The Efficacy of Fluorescent Cholangiography Using the Spy Scope™ System, a Randomized Control Trial

Danny A Sherwinter, MD. Maimonides Medical Center


BACKGROUND: Intraoperative cholangiogram (IOC) has been shown to be helpful in delineating biliary anatomy and may prevent main duct injury during laparoscopic cholecystectomy. Despite these benefits, the need for ionizing radiation and injection of contrast directly into the biliary system has prevented IOC from becoming routine. Fluorescent cholangiography using an intravenously injected fluorophore and near infrared (NIR) imaging provides similar anatomical detail without the drawbacks of radiographic cholangiography.
To date, NIR imaging systems have been cumbersome, requiring the surgeon to halt dissection and switch modes, or even switch cameras to obtain the fluorescent cholangiographic views. The laparoscopic image, and therefore the context necessary to accurately interpret the cholangiographic images is lost and the operative flow interrupted.
The Spy system (Novadaq, Ontario) is a NIR fluorescence based laparoscopic system that has the novel capability of acquiring both NIR and white light images simultaneously. It can then superimpose the fluorescent cholangiogram on the standard white light laparoscopic image in real-time.
METHODS: The Spy scope consists of a high definition (HD) 10mm endoscopic camera and light source designed to concurrently acquire high resolution visible and NIR fluorescence images.

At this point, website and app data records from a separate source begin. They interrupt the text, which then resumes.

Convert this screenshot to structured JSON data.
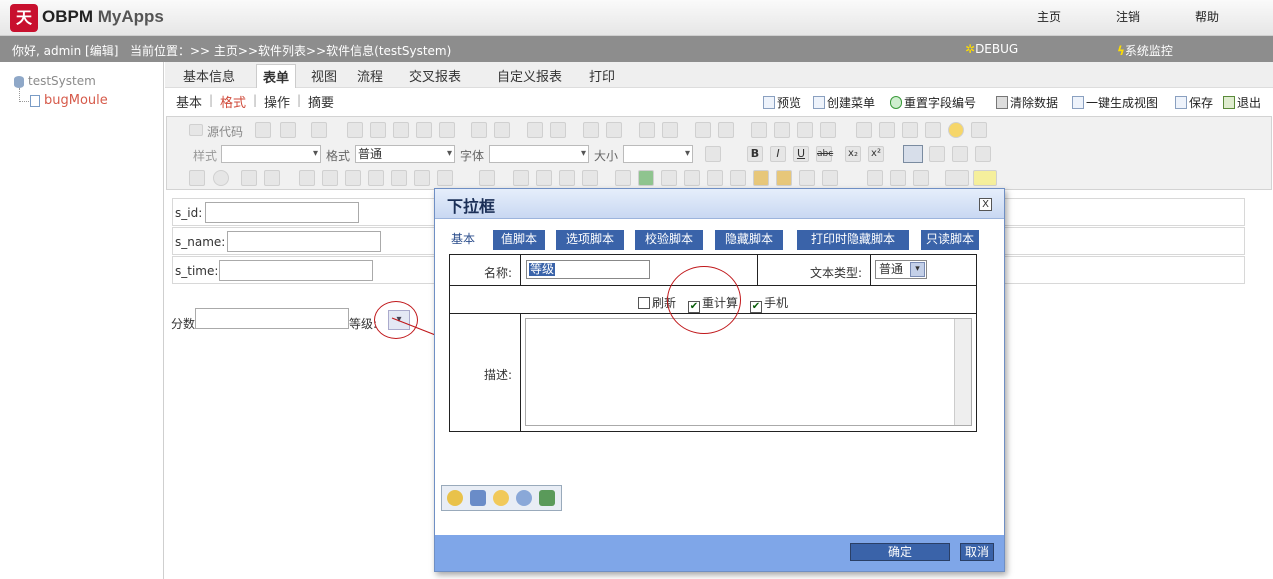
{
  "header": {
    "logo_char": "天",
    "brand_main": "OBPM",
    "brand_sub": "MyApps",
    "nav": [
      "主页",
      "注销",
      "帮助"
    ]
  },
  "statusbar": {
    "greeting": "你好, admin [编辑]",
    "location": "当前位置：>> 主页>>软件列表>>软件信息(testSystem)",
    "debug": "DEBUG",
    "monitor": "系统监控"
  },
  "tree": {
    "root": "testSystem",
    "child": "bugMoule"
  },
  "maintabs": [
    "基本信息",
    "表单",
    "视图",
    "流程",
    "交叉报表",
    "自定义报表",
    "打印"
  ],
  "subtabs": [
    "基本",
    "格式",
    "操作",
    "摘要"
  ],
  "actions": [
    "预览",
    "创建菜单",
    "重置字段编号",
    "清除数据",
    "一键生成视图",
    "保存",
    "退出"
  ],
  "toolbar": {
    "source_label": "源代码",
    "style_label": "样式",
    "format_label": "格式",
    "format_value": "普通",
    "font_label": "字体",
    "size_label": "大小"
  },
  "form": {
    "fields": [
      "s_id:",
      "s_name:",
      "s_time:"
    ],
    "score_label": "分数",
    "level_label": "等级:"
  },
  "dialog": {
    "title": "下拉框",
    "close": "X",
    "tabs": [
      "基本",
      "值脚本",
      "选项脚本",
      "校验脚本",
      "隐藏脚本",
      "打印时隐藏脚本",
      "只读脚本"
    ],
    "name_label": "名称:",
    "name_value": "等级",
    "text_type_label": "文本类型:",
    "text_type_value": "普通",
    "checkboxes": [
      {
        "label": "刷新",
        "checked": false
      },
      {
        "label": "重计算",
        "checked": true
      },
      {
        "label": "手机",
        "checked": true
      }
    ],
    "desc_label": "描述:",
    "ok": "确定",
    "cancel": "取消"
  },
  "colors": {
    "dialog_blue": "#3a63a9",
    "footer_blue": "#7fa6e8",
    "annotation_red": "#c0181b",
    "active_subtab": "#d04a3a"
  }
}
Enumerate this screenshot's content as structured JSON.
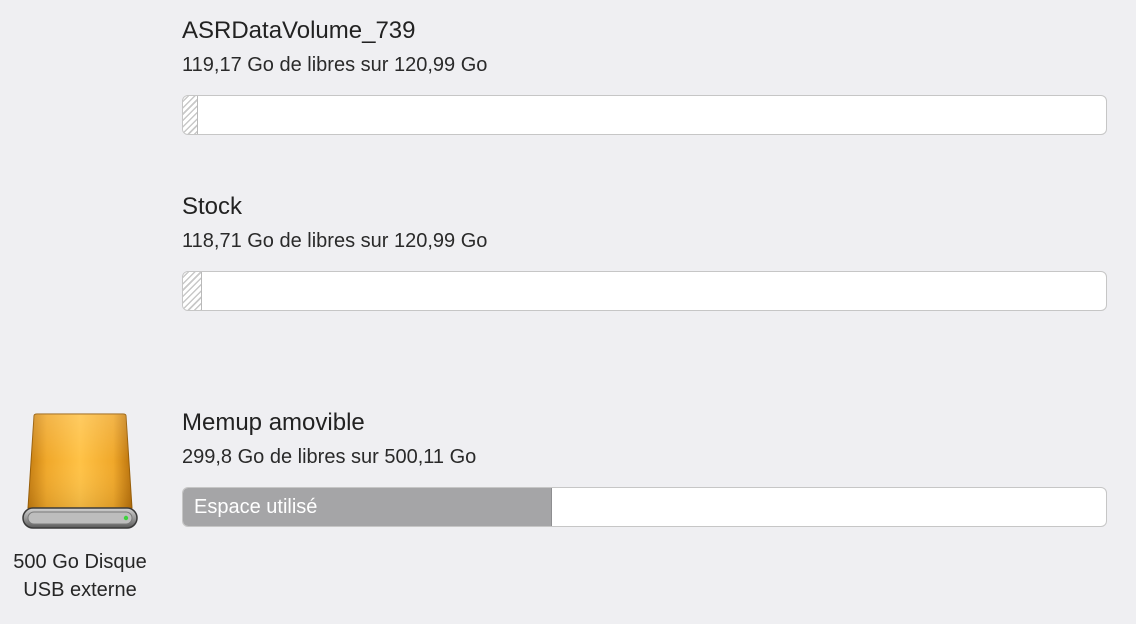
{
  "volumes": [
    {
      "name": "ASRDataVolume_739",
      "free_text": "119,17 Go de libres sur 120,99 Go",
      "used_fraction": 0.015
    },
    {
      "name": "Stock",
      "free_text": "118,71 Go de libres sur 120,99 Go",
      "used_fraction": 0.019
    },
    {
      "name": "Memup amovible",
      "free_text": "299,8 Go de libres sur 500,11 Go",
      "used_fraction": 0.4,
      "used_label": "Espace utilisé"
    }
  ],
  "disk": {
    "icon": "external-usb-drive-icon",
    "caption_line1": "500 Go Disque",
    "caption_line2": "USB externe",
    "body_color": "#f2aa22",
    "led_color": "#3dd23d"
  }
}
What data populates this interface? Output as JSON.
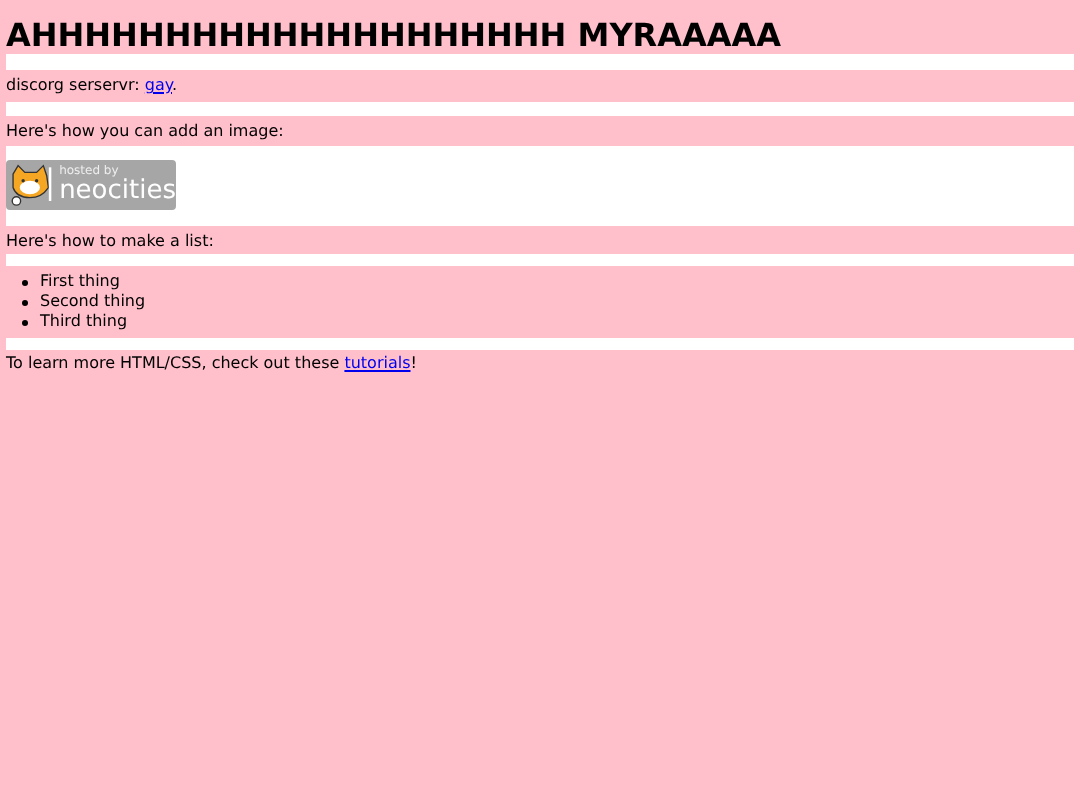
{
  "heading": "AHHHHHHHHHHHHHHHHHHHH MYRAAAAA",
  "discord": {
    "text": "discorg serservr: ",
    "link": "gay",
    "after": "."
  },
  "image_intro": "Here's how you can add an image:",
  "badge": {
    "line_1": "hosted by",
    "line_2": "neocities"
  },
  "list_intro": "Here's how to make a list:",
  "list": [
    "First thing",
    "Second thing",
    "Third thing"
  ],
  "footer": {
    "text": "To learn more HTML/CSS, check out these ",
    "link": "tutorials",
    "after": "!"
  }
}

Furthermore, it is equipped with a combined display mode that merges the NIR image as an overlay on the HD image. Indocyanine green (ICG) was used as the fluorophore.
38 patients undergoing laparoscopic cholecystectomy were enrolled in this study, 19 were randomized to receive 1cc of ICG injected intravenously 30-60 min prior to beginning the procedure and 19 were randomized to the control group. The Spy system was used as the sole imaging system in all cases. At the completion of the cases, the operative surgeons were asked to assess visualization, safety, operative technique, resident autonomy and teaching value on a five-point Likert Scale. Objective parameters such as operative time and time to identification of the major structures were also evaluated.
RESULTS: No difference in mean operative times was noted between the ICG and control groups (52.4 and 46.1 minutes respectively) but mean time to identification of the key anatomical structures (14.2 and 19.7 minutes respectively) was significantly reduced. Based on surgeon questionnaire responses, the Spy scope did not significantly improve the safety of the procedure or the ability of the surgeon to identify important structures but did provide the surgeon with the confidence to allow trainees greater operative autonomy.
CONCLUSION: The results of this study are encouraging and indicate that although the Spy system doesn’t supplant the critical view technique it speeds recognition of key structures by providing real-time contextualized cholangiographic images without being obtrusive or interrupting the operative flow. It may be especially helpful for surgeons early in the learning curve to help in identifying anatomy and preventing injury.


Session Number: SS10 – Novel Technologies & Operations
Program Number: S062

« Return to SAGES 2012 abstract archive